The tape made indifference impossible. That is: It made indifference impossible in this case. The problem with Goodell’s insistence that “the video changed everything” is that domestic violence is widespread, and most of the time, there’s no camera. The Rice scandal has been credited with starting a national conversation about violence against women. But it’s been a limited conversation, even within football. Think about Joe Mixon, the Oklahoma running back who, in an altercation in a restaurant last summer, punched a fellow student, Amelia Molitor, so hard that he allegedly broke bones in her face. A video of this incident exists. It was shown to the media by police.5 It has been described, by people who have seen it. But the city of Norman, Oklahoma, refuses to release it to the public. And because we haven’t seen the tape, we haven’t seemed to care that much about the incident. There will be some indignation if Mixon plays for the Sooners next year. How much more would there be if the world had watched the 6-foot-2, 210-pound Mixon knock a female college student unconscious?
For the Rice tape to help you understand the extent of the domestic-violence problem in the United States, you have to imagine that TMZ kept posting videos — that it posted one two seconds later, in fact, and another one three seconds after that. It started throwing up 24 videos a minute, faster than you could play them, too fast for you to keep up. In three of these videos during the first day, you could watch a woman being murdered by her partner. Then three more on the second day. And so on. You kept playing them; TMZ kept churning out GIFs. You watched a million videos a month. Twelve million in the first year. And the videos kept coming.

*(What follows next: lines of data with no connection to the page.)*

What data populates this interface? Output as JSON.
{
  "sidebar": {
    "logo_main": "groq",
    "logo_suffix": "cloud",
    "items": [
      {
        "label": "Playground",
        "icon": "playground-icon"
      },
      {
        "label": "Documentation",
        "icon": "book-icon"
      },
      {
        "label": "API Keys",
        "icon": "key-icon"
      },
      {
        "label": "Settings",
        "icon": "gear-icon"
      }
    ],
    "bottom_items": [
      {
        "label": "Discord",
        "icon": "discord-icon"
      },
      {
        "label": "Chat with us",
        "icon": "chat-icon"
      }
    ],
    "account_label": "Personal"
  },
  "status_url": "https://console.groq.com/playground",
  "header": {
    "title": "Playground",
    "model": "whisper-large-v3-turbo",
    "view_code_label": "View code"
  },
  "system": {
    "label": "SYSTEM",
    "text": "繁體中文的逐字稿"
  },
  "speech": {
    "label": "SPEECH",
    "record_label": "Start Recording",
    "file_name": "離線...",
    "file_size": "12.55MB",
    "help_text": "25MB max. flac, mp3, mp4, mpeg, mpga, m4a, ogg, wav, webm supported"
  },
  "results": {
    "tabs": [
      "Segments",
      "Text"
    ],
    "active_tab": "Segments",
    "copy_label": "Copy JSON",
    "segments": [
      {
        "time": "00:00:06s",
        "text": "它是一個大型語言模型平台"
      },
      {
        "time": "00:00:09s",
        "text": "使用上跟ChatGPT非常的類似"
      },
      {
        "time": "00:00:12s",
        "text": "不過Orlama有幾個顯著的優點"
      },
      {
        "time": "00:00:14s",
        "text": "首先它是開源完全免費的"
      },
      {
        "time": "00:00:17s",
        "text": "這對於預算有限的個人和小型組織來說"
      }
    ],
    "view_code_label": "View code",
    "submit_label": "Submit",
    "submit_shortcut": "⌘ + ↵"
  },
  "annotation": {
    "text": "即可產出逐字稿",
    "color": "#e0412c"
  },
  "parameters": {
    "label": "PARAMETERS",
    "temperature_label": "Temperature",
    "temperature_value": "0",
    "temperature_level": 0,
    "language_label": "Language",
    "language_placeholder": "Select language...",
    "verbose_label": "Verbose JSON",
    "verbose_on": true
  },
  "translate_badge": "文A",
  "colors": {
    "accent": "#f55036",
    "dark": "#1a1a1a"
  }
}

Really, of course, you watched one video: Rice’s. But these other cases exist. All of them, in overwhelming numbers. And yet when people get angry about Ray Rice, the other cases tend to slip through the cracks, replaced by outrages specific to football. Roger Goodell should lose his job. But if you’re angry enough to want Goodell fired, shouldn’t you be angry enough to think about the other victims of violence? To talk about them? The absence of footage, just as in Mixon’s assault of Amelia Molitor, doesn’t make them any less real. What we saw on the Rice tape was horrifying. But the moral failure wasn’t only Rice’s. It wasn’t only Goodell’s. It’s ours, too, if we can’t bring ourselves to sympathize except when we can see.